SpringFlowers_LHPatchwork

There are hundreds of thousands of bulbs here, and I’m sure there must be hundreds of varieties. And wildflowers, too. The mosaic above is only a small sampling.

IMG_1022Sweet Violets

Tearing myself away from the daffodils, I wandered among the old grave markers, marveling at the beauty everywhere I looked. Grass that was carpeted with colorful leaves last fall and blanketed with snow all winter is now sprinkled with violets.

gravestone flowersLove Still Blooms

Many graves are planted with beautiful spring bulbs and other flowers.

DSC_9119Not Forgotten

 Others have been decorated by Nature’s own hand.

IMG_1003Preview

The crabapple trees were just on the verge of bursting into full bloom.

Laurel Hill Chapel 3SeasonsThere Is a Season….

Of course I had to stop by the chapel again, to marvel at how different it looks now from October and January.

DSC_9132Undressed

The building looks bare wearing only a tracery of vines without their customary covering of shiny, dark green leaves.

DSC_9136The Tower

Soon the tulips will be gone, the rhododendron will have bloomed, and those vines will hide the grey stone walls and try to cover the windows of the old chapel with leaves.

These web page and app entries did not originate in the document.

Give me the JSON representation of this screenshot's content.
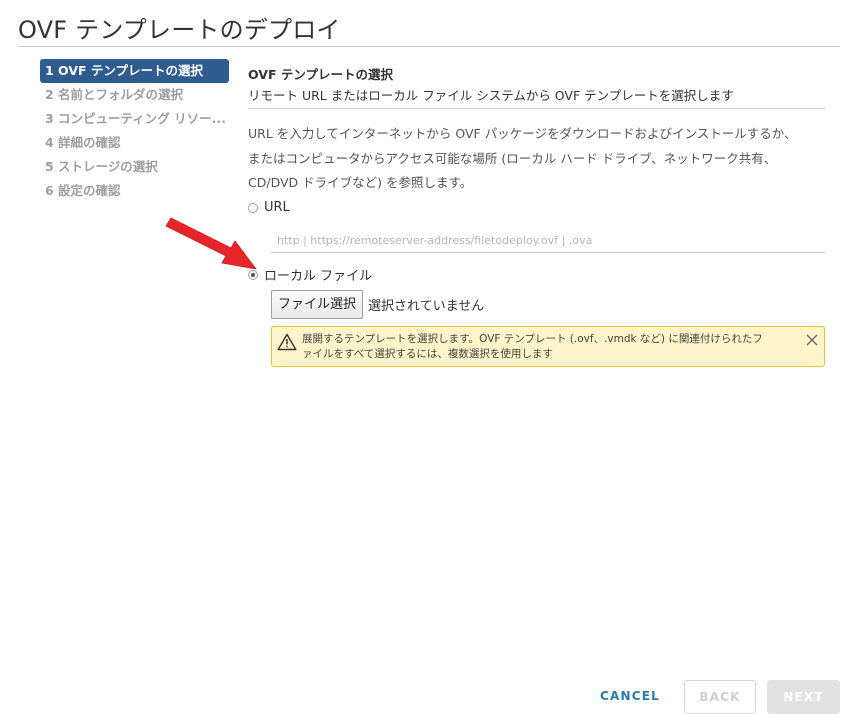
{
  "window": {
    "title": "OVF テンプレートのデプロイ"
  },
  "steps": [
    {
      "label": "1 OVF テンプレートの選択",
      "active": true
    },
    {
      "label": "2 名前とフォルダの選択",
      "active": false
    },
    {
      "label": "3 コンピューティング リソー...",
      "active": false
    },
    {
      "label": "4 詳細の確認",
      "active": false
    },
    {
      "label": "5 ストレージの選択",
      "active": false
    },
    {
      "label": "6 設定の確認",
      "active": false
    }
  ],
  "content": {
    "section_title": "OVF テンプレートの選択",
    "section_subtitle": "リモート URL またはローカル ファイル システムから OVF テンプレートを選択します",
    "description_lines": [
      "URL を入力してインターネットから OVF パッケージをダウンロードおよびインストールするか、",
      "またはコンピュータからアクセス可能な場所 (ローカル ハード ドライブ、ネットワーク共有、",
      "CD/DVD ドライブなど) を参照します。"
    ],
    "url_option": {
      "label": "URL",
      "selected": false,
      "placeholder": "http | https://remoteserver-address/filetodeploy.ovf | .ova",
      "value": ""
    },
    "local_option": {
      "label": "ローカル ファイル",
      "selected": true
    },
    "file_button_label": "ファイル選択",
    "file_status": "選択されていません",
    "alert": {
      "lines": [
        "展開するテンプレートを選択します。OVF テンプレート (.ovf、.vmdk など) に関連付けられたフ",
        "ァイルをすべて選択するには、複数選択を使用します"
      ],
      "icon": "warning-icon"
    }
  },
  "footer": {
    "cancel_label": "CANCEL",
    "back_label": "BACK",
    "next_label": "NEXT"
  },
  "colors": {
    "accent": "#2f5c8f",
    "link": "#2a79ad",
    "alert_bg": "#fdf4c9",
    "alert_border": "#eac434",
    "arrow": "#e8262a"
  }
}
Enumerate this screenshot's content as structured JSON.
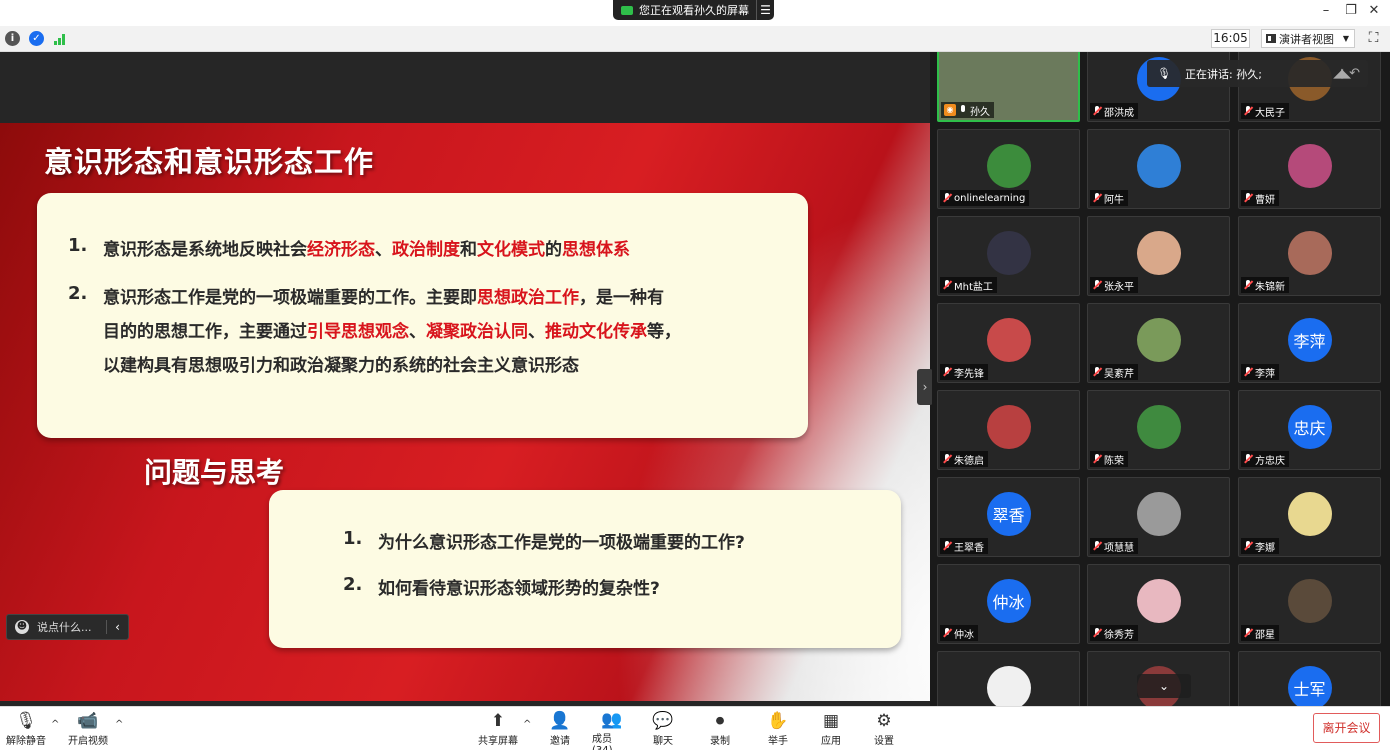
{
  "title_bar": {
    "share_status": "您正在观看孙久的屏幕"
  },
  "info_bar": {
    "clock": "16:05",
    "view_mode": "演讲者视图"
  },
  "slide": {
    "title": "意识形态和意识形态工作",
    "box1": {
      "item1_number": "1.",
      "item1": [
        "意识形态是系统地反映社会",
        "经济形态",
        "、",
        "政治制度",
        "和",
        "文化模式",
        "的",
        "思想体系"
      ],
      "item2_number": "2.",
      "item2_line1": [
        "意识形态工作是党的一项极端重要的工作。主要即",
        "思想政治工作",
        "，是一种有"
      ],
      "item2_line2": [
        "目的的思想工作，主要通过",
        "引导思想观念",
        "、",
        "凝聚政治认同",
        "、",
        "推动文化传承",
        "等，"
      ],
      "item2_line3": "以建构具有思想吸引力和政治凝聚力的系统的社会主义意识形态"
    },
    "subtitle": "问题与思考",
    "box2": {
      "q1_number": "1.",
      "q1": "为什么意识形态工作是党的一项极端重要的工作?",
      "q2_number": "2.",
      "q2": "如何看待意识形态领域形势的复杂性?"
    }
  },
  "chat": {
    "placeholder": "说点什么..."
  },
  "speaking_banner": "正在讲话: 孙久;",
  "participants": [
    {
      "name": "孙久",
      "avatar_text": "",
      "avatar_color": "#6b7a5c",
      "muted": false,
      "active": true
    },
    {
      "name": "邵洪成",
      "avatar_text": "",
      "avatar_color": "#1a6df0",
      "muted": true
    },
    {
      "name": "大民子",
      "avatar_text": "",
      "avatar_color": "#8a5a2a",
      "muted": true
    },
    {
      "name": "onlinelearning",
      "avatar_text": "",
      "avatar_color": "#3c8c3c",
      "muted": true
    },
    {
      "name": "阿牛",
      "avatar_text": "",
      "avatar_color": "#2f7fd6",
      "muted": true
    },
    {
      "name": "曹妍",
      "avatar_text": "",
      "avatar_color": "#b54a7a",
      "muted": true
    },
    {
      "name": "Mht盐工",
      "avatar_text": "",
      "avatar_color": "#333344",
      "muted": true
    },
    {
      "name": "张永平",
      "avatar_text": "",
      "avatar_color": "#d9a88a",
      "muted": true
    },
    {
      "name": "朱锦新",
      "avatar_text": "",
      "avatar_color": "#a86a5a",
      "muted": true
    },
    {
      "name": "李先锋",
      "avatar_text": "",
      "avatar_color": "#c84a4a",
      "muted": true
    },
    {
      "name": "吴紊芹",
      "avatar_text": "",
      "avatar_color": "#7a9a5a",
      "muted": true
    },
    {
      "name": "李萍",
      "avatar_text": "李萍",
      "avatar_color": "#1a6df0",
      "muted": true
    },
    {
      "name": "朱德启",
      "avatar_text": "",
      "avatar_color": "#b84040",
      "muted": true
    },
    {
      "name": "陈荣",
      "avatar_text": "",
      "avatar_color": "#3f8a3f",
      "muted": true
    },
    {
      "name": "方忠庆",
      "avatar_text": "忠庆",
      "avatar_color": "#1a6df0",
      "muted": true
    },
    {
      "name": "王翠香",
      "avatar_text": "翠香",
      "avatar_color": "#1a6df0",
      "muted": true
    },
    {
      "name": "项慧慧",
      "avatar_text": "",
      "avatar_color": "#9a9a9a",
      "muted": true
    },
    {
      "name": "李娜",
      "avatar_text": "",
      "avatar_color": "#e8d890",
      "muted": true
    },
    {
      "name": "仲冰",
      "avatar_text": "仲冰",
      "avatar_color": "#1a6df0",
      "muted": true
    },
    {
      "name": "徐秀芳",
      "avatar_text": "",
      "avatar_color": "#e8b8c0",
      "muted": true
    },
    {
      "name": "邵星",
      "avatar_text": "",
      "avatar_color": "#5a4a3a",
      "muted": true
    },
    {
      "name": "",
      "avatar_text": "",
      "avatar_color": "#f0f0f0",
      "muted": true
    },
    {
      "name": "",
      "avatar_text": "",
      "avatar_color": "#8a3a3a",
      "muted": true
    },
    {
      "name": "",
      "avatar_text": "士军",
      "avatar_color": "#1a6df0",
      "muted": true
    }
  ],
  "toolbar": {
    "unmute": "解除静音",
    "start_video": "开启视频",
    "share_screen": "共享屏幕",
    "invite": "邀请",
    "participants": "成员(34)",
    "chat": "聊天",
    "record": "录制",
    "raise_hand": "举手",
    "apps": "应用",
    "settings": "设置",
    "leave": "离开会议"
  }
}
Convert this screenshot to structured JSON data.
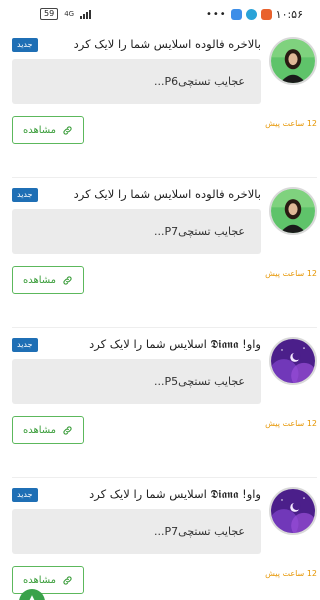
{
  "status_bar": {
    "battery": "59",
    "network_type": "4G",
    "clock": "۱۰:۵۶",
    "dots": "•••"
  },
  "notifications": [
    {
      "badge": "جدید",
      "title": "بالاخره فالوده اسلایس شما را لایک کرد",
      "preview": "عجایب تستچیP6...",
      "time": "12 ساعت پیش",
      "button_label": "مشاهده",
      "avatar": "green-woman"
    },
    {
      "badge": "جدید",
      "title": "بالاخره فالوده اسلایس شما را لایک کرد",
      "preview": "عجایب تستچیP7...",
      "time": "12 ساعت پیش",
      "button_label": "مشاهده",
      "avatar": "green-woman"
    },
    {
      "badge": "جدید",
      "title": "واو! 𝕯𝖎𝖆𝖓𝖆 اسلایس شما را لایک کرد",
      "preview": "عجایب تستچیP5...",
      "time": "12 ساعت پیش",
      "button_label": "مشاهده",
      "avatar": "purple-moon"
    },
    {
      "badge": "جدید",
      "title": "واو! 𝕯𝖎𝖆𝖓𝖆 اسلایس شما را لایک کرد",
      "preview": "عجایب تستچیP7...",
      "time": "12 ساعت پیش",
      "button_label": "مشاهده",
      "avatar": "purple-moon"
    }
  ],
  "colors": {
    "badge": "#1f6fb5",
    "time": "#e69500",
    "button_border": "#5cb85c",
    "preview_bg": "#ebebeb"
  },
  "fab_icon": "arrow-up-icon"
}
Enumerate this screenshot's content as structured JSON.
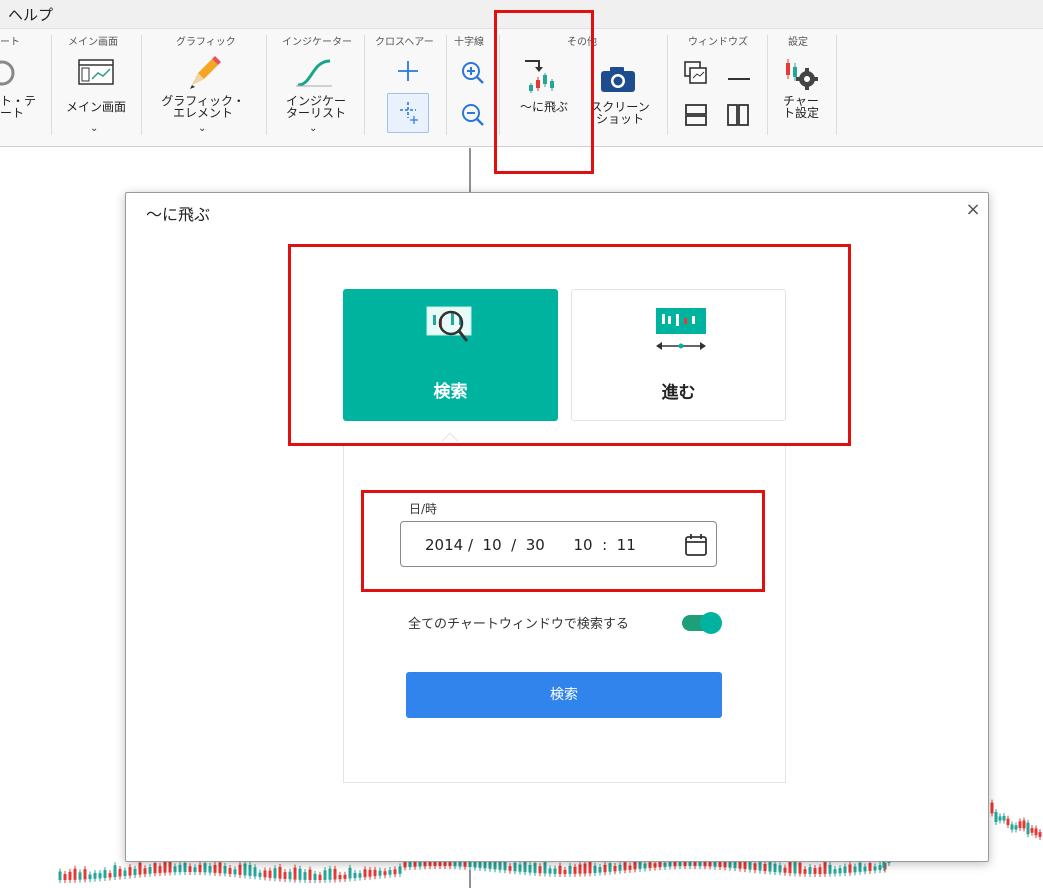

DSC_9160

I’ll leave you with a look down the same lane I closed with last autumn . . .

DSC_9017‘Til Next Time

. . . and one last peek at the daffodils as the sun goes down, a view that won’t come again for another year. The comfort is in knowing that it will come, no matter how long the seasons in between. The cycle goes on.

I love coming here in any season, for the solitude, the peace, and the natural beauty of this special place. I’m already planning to bring my camera back in full summer, when the trees will be in leaf and the grass filled out and deep green. I’m looking forward to seeing what surprises await me then.

Follow

Get every new post delivered to your Inbox.

Join 151 other followers